The Nitty-Gritty of Just-In-Time Inventory
The JIT inventory control method is all about keeping your inventory levels as lean as possible. In a nutshell, businesses following the JIT approach order inventory only when it's needed for production or sales. This means you'll have just enough stock to meet customer demand, without having a bunch of extra inventory hanging around and eating up your resources.
The JIT method was first developed by Toyota in the 1970s as a way to improve efficiency and reduce waste in its production processes. Since then, it's become a popular inventory control strategy for businesses across various industries, thanks to its potential for reducing carrying costs and improving cash flow.
The Pros of Just-In-Time Inventory
When implemented well, the JIT method can offer several benefits for your B2B business:
1. Lower carrying costs: By keeping inventory levels lean, you'll spend less on storage, insurance, and other costs associated with holding onto excess stock.
2. Improved cash flow: With JIT, you're only investing in inventory when it's needed, which means your cash isn't tied up in unsold products.
3. Reduced waste: JIT helps minimize the risk of spoilage, obsolescence, and other forms of inventory waste, especially for perishable goods.
4. Increased efficiency: By closely aligning production and deliveries with customer demand, the JIT method can help streamline your operations and boost efficiency.

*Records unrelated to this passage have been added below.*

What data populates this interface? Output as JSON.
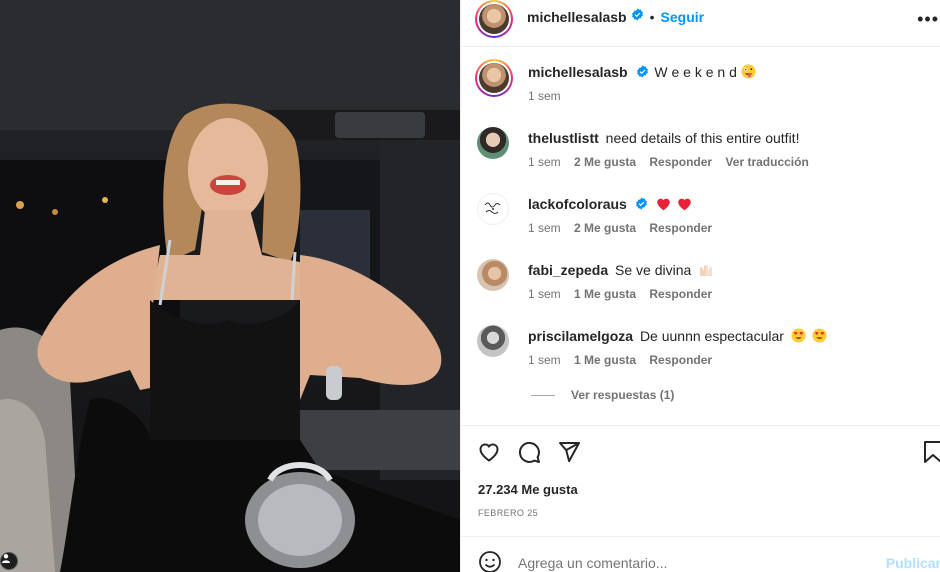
{
  "post": {
    "author": "michellesalasb",
    "verified": true,
    "follow_label": "Seguir",
    "separator": "•",
    "more_label": "•••"
  },
  "caption": {
    "author": "michellesalasb",
    "text": "W e e k e n d",
    "time": "1 sem"
  },
  "comments": [
    {
      "user": "thelustlistt",
      "verified": false,
      "text": "need details of this entire outfit!",
      "time": "1 sem",
      "likes": "2 Me gusta",
      "reply": "Responder",
      "translate": "Ver traducción"
    },
    {
      "user": "lackofcoloraus",
      "verified": true,
      "text": "",
      "time": "1 sem",
      "likes": "2 Me gusta",
      "reply": "Responder"
    },
    {
      "user": "fabi_zepeda",
      "verified": false,
      "text": "Se ve divina",
      "time": "1 sem",
      "likes": "1 Me gusta",
      "reply": "Responder"
    },
    {
      "user": "priscilamelgoza",
      "verified": false,
      "text": "De uunnn espectacular",
      "time": "1 sem",
      "likes": "1 Me gusta",
      "reply": "Responder"
    }
  ],
  "view_replies": "Ver respuestas (1)",
  "likes_count": "27.234 Me gusta",
  "date": "FEBRERO 25",
  "add_comment": {
    "placeholder": "Agrega un comentario...",
    "publish_label": "Publicar"
  },
  "icons": {
    "like": "heart-icon",
    "comment": "comment-icon",
    "share": "share-icon",
    "save": "bookmark-icon",
    "emoji": "emoji-icon",
    "verified": "verified-badge-icon"
  },
  "colors": {
    "accent": "#0095f6",
    "text": "#262626",
    "secondary": "#737373",
    "publish_disabled": "#b2dffc"
  }
}
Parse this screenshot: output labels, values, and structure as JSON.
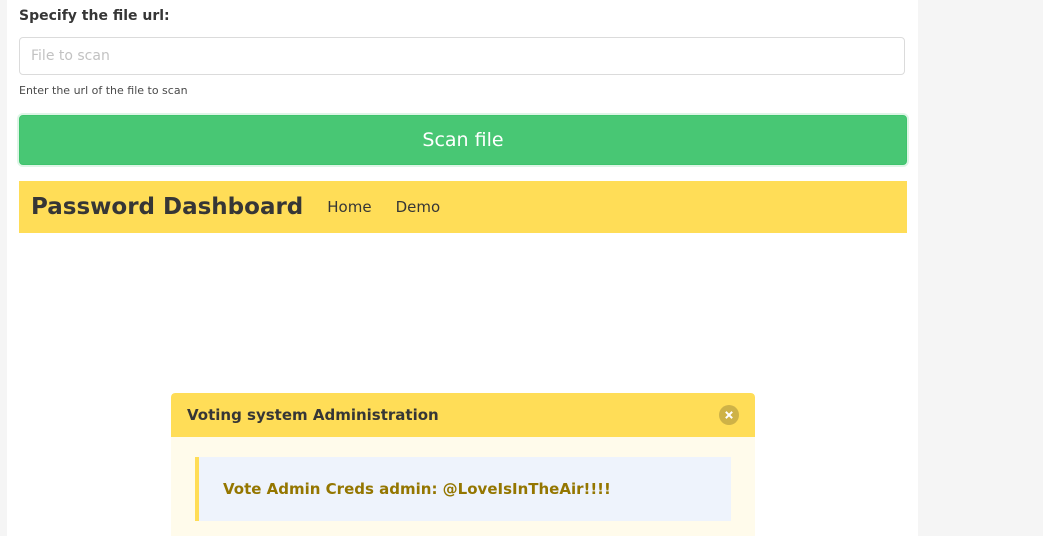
{
  "form": {
    "label": "Specify the file url:",
    "input_placeholder": "File to scan",
    "input_value": "",
    "help_text": "Enter the url of the file to scan",
    "submit_label": "Scan file"
  },
  "navbar": {
    "brand": "Password Dashboard",
    "items": [
      {
        "label": "Home"
      },
      {
        "label": "Demo"
      }
    ]
  },
  "message": {
    "title": "Voting system Administration",
    "close_icon": "close-icon",
    "body": "Vote Admin Creds admin: @LoveIsInTheAir!!!!"
  },
  "colors": {
    "accent_green": "#48c774",
    "accent_yellow": "#ffdd57",
    "message_text": "#947600",
    "quote_bg": "#eef3fc"
  }
}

5. Greater adaptability: With a JIT system in place, your business can respond more quickly to changes in demand or market conditions.
The Cons of Just-In-Time Inventory
While the JIT method can be a game-changer for some businesses, it's not without its risks and challenges:
1. Dependency on accurate demand forecasting: A successful JIT system relies on precise demand forecasting to ensure you have enough inventory to meet customer needs, without over or under-stocking.
2. Strong supplier relationships required: JIT relies on timely deliveries from suppliers, which means you'll need trustworthy and reliable partners to make it work.
3. Vulnerability to supply chain disruptions: If there's a hiccup in your supply chain (think natural disasters, supplier issues, or transportation delays), your JIT system could leave you without enough inventory to meet demand.
4. Potential for higher transportation costs: With JIT, you might find yourself placing smaller, more frequent orders, which can lead to increased shipping costs.
Is Just-In-Time Inventory Right for Your Business?
Deciding whether the JIT method is the perfect fit for your B2B business comes down to a few key factors. First, consider the nature of your products. If you're dealing with perishable goods or items with a limited shelf life, the JIT method could help you reduce waste and save on carrying costs.
Next, think about your demand forecasting capabilities. If you have a solid handle on predicting your customers' needs, you might be well-positioned to implement a JIT system. On the other hand, if your demand forecasting is less than stellar, you could run into challenges with stockouts or excess inventory.
Finally, assess your relationships with your suppliers. Strong partnerships and reliable suppliers are crucial for making the JIT method work, so if you're not confident in your supply chain, it might be best to explore other inventory control options.
4The Just-In-Time inventory control method can offer significant benefits for B2B businesses, including reduced carrying costs, improved cash flow, and increased efficiency. However, it's important to weigh the potential risks and challenges before diving in headfirst. By carefully considering your business's unique needs and capabilities, you'll be well on your way to making an informed decision about whether JIT is the right inventory control strategy for you. Happy optimizing!